Supplied records:
________________________________________

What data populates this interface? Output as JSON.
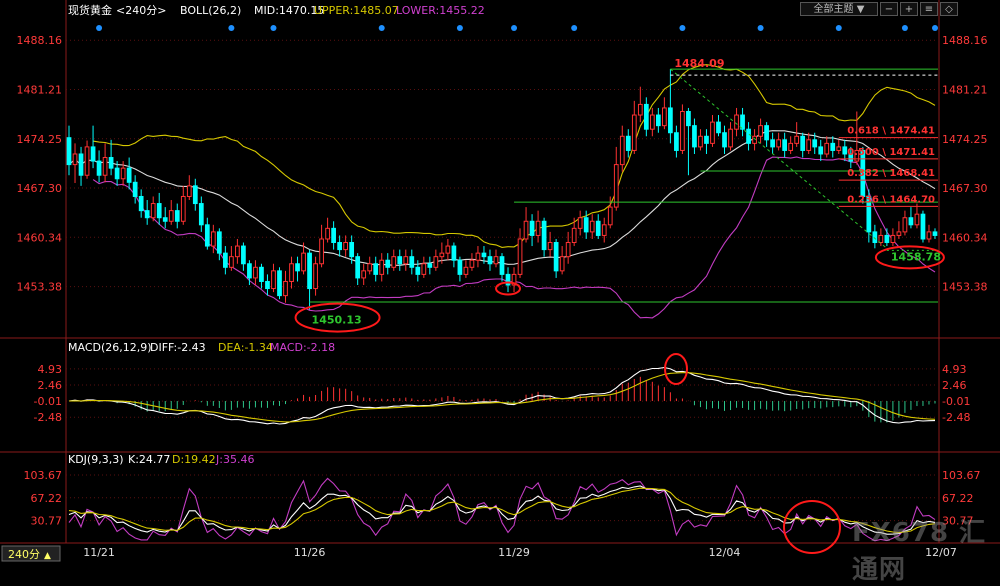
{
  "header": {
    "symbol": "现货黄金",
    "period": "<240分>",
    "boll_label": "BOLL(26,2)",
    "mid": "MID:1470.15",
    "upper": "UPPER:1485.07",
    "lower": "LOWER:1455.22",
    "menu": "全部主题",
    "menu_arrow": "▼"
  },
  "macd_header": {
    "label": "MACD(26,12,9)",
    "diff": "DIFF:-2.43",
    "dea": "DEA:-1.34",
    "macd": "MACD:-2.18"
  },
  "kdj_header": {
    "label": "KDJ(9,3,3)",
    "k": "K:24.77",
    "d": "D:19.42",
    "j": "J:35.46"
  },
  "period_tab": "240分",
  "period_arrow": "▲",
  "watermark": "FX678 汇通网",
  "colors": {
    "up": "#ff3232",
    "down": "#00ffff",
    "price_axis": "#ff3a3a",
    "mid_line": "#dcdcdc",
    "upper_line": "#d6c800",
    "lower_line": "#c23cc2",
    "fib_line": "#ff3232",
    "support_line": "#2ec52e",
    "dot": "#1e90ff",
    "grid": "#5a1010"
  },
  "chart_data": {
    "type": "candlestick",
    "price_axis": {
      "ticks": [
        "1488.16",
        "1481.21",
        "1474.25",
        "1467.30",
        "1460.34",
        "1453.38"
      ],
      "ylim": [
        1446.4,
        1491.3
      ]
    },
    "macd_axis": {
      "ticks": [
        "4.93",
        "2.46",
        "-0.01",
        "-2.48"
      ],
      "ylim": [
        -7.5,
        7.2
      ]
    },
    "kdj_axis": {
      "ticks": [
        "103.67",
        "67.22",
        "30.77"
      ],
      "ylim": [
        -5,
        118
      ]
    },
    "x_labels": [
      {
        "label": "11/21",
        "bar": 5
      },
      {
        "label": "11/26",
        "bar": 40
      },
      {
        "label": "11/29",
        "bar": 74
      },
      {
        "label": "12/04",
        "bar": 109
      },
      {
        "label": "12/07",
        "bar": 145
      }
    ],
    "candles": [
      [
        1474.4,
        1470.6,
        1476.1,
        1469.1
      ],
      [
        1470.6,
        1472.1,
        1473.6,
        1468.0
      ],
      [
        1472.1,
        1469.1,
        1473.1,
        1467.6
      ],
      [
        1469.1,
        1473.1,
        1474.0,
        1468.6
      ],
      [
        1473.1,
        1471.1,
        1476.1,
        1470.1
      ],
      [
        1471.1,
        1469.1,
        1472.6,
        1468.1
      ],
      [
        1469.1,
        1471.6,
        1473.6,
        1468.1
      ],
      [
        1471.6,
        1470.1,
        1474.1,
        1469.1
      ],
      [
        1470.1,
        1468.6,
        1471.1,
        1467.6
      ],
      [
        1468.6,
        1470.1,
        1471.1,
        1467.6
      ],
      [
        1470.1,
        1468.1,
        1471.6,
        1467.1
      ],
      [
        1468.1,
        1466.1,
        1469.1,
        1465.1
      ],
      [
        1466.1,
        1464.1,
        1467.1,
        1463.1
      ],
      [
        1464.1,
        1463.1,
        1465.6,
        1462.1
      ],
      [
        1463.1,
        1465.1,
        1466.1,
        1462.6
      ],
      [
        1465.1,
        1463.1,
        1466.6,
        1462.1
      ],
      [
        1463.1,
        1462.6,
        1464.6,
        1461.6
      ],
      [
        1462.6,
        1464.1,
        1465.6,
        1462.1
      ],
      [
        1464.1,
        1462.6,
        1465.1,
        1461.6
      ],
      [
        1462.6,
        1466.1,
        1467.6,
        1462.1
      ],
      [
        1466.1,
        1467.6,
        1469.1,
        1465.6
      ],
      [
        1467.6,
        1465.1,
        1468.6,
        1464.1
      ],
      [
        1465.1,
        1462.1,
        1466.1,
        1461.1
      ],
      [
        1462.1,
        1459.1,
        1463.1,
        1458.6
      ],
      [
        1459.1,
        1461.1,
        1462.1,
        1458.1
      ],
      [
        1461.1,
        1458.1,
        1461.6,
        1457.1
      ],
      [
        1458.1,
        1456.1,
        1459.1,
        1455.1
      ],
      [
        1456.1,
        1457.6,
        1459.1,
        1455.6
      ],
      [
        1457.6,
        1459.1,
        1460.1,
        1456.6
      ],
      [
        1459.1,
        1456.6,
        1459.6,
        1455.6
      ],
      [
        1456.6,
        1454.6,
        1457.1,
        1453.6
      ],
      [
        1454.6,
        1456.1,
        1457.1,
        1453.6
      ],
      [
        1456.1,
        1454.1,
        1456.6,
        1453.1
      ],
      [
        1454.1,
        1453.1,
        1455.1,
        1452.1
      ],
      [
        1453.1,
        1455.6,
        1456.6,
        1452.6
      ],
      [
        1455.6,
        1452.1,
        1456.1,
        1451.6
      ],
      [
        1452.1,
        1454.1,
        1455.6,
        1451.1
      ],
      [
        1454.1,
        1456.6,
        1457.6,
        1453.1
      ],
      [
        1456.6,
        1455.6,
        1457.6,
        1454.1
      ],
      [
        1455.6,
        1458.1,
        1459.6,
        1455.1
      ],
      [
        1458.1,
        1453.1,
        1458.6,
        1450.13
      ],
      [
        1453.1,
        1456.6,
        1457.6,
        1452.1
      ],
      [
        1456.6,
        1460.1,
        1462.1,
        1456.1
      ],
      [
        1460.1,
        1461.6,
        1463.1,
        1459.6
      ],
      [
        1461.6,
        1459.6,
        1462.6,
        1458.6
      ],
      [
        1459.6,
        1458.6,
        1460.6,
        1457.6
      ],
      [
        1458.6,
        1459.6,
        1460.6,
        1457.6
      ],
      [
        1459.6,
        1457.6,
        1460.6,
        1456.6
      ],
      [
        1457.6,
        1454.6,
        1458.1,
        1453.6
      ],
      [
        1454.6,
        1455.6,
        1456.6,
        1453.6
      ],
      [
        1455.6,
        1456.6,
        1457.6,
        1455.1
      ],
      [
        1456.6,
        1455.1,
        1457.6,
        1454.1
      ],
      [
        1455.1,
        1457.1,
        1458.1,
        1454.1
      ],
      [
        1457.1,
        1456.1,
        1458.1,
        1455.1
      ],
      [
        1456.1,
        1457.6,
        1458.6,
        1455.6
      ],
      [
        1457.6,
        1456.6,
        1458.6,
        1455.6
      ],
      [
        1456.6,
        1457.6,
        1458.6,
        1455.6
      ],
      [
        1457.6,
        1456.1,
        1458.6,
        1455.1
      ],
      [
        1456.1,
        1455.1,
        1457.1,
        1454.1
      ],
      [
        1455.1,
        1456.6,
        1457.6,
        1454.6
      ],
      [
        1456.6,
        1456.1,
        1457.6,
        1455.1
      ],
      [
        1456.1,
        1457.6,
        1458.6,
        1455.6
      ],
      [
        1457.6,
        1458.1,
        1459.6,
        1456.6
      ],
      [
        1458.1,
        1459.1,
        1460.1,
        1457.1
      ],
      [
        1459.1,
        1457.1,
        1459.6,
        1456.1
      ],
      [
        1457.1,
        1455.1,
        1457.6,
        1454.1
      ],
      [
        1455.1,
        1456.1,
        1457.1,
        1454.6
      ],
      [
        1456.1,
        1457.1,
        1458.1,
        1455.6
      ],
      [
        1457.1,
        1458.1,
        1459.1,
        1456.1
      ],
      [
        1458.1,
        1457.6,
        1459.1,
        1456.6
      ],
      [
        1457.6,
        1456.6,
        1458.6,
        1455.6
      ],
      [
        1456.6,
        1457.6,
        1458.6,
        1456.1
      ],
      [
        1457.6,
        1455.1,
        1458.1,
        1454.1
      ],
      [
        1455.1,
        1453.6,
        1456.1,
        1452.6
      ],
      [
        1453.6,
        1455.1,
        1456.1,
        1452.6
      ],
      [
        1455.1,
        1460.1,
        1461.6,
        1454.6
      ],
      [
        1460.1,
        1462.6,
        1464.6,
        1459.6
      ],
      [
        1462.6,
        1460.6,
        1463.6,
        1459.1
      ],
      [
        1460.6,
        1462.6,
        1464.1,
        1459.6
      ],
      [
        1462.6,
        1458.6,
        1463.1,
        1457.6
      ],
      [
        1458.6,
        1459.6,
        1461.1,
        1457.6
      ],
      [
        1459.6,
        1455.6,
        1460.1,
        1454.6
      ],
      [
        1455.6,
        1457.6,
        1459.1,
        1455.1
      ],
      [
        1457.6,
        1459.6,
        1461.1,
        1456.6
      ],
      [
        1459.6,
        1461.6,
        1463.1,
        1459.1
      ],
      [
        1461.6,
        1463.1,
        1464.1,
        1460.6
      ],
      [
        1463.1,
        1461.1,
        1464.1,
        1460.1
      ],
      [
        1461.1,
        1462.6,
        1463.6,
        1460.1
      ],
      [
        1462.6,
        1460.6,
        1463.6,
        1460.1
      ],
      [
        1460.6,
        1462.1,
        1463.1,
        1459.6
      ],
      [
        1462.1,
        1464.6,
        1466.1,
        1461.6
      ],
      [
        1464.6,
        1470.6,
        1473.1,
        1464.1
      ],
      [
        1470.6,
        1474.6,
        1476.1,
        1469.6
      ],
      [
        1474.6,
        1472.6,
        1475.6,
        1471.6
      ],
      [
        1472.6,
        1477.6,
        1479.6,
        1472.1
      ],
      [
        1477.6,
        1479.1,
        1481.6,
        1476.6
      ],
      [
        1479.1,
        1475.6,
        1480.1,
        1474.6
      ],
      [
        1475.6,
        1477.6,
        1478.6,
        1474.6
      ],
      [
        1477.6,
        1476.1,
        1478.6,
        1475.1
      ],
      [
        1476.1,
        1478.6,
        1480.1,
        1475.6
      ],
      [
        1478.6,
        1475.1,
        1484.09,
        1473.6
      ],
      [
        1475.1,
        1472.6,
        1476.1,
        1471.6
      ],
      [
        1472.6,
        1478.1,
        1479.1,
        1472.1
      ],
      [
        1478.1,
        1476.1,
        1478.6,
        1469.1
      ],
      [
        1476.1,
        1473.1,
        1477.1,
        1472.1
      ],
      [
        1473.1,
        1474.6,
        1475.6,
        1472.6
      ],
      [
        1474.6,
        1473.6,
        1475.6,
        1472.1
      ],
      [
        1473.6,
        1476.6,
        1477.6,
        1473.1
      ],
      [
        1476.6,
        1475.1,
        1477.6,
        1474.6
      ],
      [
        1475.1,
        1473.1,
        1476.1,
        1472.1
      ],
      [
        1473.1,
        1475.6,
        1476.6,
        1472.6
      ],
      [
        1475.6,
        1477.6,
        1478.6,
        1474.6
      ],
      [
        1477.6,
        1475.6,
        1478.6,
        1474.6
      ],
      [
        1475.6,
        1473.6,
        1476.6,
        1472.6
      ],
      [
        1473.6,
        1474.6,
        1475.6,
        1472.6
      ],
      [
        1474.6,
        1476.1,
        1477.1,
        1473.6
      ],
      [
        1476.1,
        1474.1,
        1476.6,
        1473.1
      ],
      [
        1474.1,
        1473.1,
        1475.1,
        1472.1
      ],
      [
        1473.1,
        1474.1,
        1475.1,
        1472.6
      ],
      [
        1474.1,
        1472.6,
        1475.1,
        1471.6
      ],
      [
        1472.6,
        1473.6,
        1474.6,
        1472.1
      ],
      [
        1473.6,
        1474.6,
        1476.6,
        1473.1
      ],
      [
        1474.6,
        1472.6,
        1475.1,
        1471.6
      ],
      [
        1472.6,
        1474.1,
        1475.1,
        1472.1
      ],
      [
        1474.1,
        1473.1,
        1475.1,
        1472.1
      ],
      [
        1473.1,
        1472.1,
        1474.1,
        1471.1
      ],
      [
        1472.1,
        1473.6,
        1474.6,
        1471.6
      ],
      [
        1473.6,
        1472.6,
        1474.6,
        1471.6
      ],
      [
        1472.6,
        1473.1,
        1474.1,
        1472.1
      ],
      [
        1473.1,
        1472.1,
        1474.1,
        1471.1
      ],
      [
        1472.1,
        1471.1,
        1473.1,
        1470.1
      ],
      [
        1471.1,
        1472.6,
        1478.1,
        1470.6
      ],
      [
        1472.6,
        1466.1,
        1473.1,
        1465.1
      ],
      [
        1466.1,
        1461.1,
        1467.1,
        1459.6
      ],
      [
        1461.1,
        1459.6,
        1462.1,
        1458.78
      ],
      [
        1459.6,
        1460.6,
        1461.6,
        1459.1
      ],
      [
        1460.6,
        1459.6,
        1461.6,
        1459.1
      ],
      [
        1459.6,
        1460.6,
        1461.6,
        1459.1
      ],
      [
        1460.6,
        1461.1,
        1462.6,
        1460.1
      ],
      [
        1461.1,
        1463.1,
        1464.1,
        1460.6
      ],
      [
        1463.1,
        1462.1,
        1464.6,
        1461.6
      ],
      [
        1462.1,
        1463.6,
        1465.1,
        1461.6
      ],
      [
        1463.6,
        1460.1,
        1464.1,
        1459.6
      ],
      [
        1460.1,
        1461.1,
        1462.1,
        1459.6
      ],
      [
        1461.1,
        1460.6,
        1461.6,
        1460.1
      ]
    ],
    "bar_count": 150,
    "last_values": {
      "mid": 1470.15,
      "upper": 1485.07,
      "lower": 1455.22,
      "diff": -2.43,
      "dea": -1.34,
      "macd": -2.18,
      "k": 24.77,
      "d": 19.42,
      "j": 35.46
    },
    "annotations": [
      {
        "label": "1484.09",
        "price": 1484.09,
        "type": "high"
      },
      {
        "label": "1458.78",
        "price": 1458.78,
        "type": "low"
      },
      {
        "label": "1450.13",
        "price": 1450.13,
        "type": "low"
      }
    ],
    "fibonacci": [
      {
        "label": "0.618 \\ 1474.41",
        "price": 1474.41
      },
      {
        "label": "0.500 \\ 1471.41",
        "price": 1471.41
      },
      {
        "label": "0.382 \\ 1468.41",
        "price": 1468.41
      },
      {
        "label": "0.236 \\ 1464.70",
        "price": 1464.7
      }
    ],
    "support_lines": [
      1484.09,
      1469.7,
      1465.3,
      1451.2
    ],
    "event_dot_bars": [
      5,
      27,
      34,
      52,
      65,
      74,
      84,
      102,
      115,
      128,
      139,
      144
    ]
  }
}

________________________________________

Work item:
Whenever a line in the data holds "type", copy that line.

Exercise result:
    "type": "candlestick",
        "type": "high"
        "type": "low"
        "type": "low"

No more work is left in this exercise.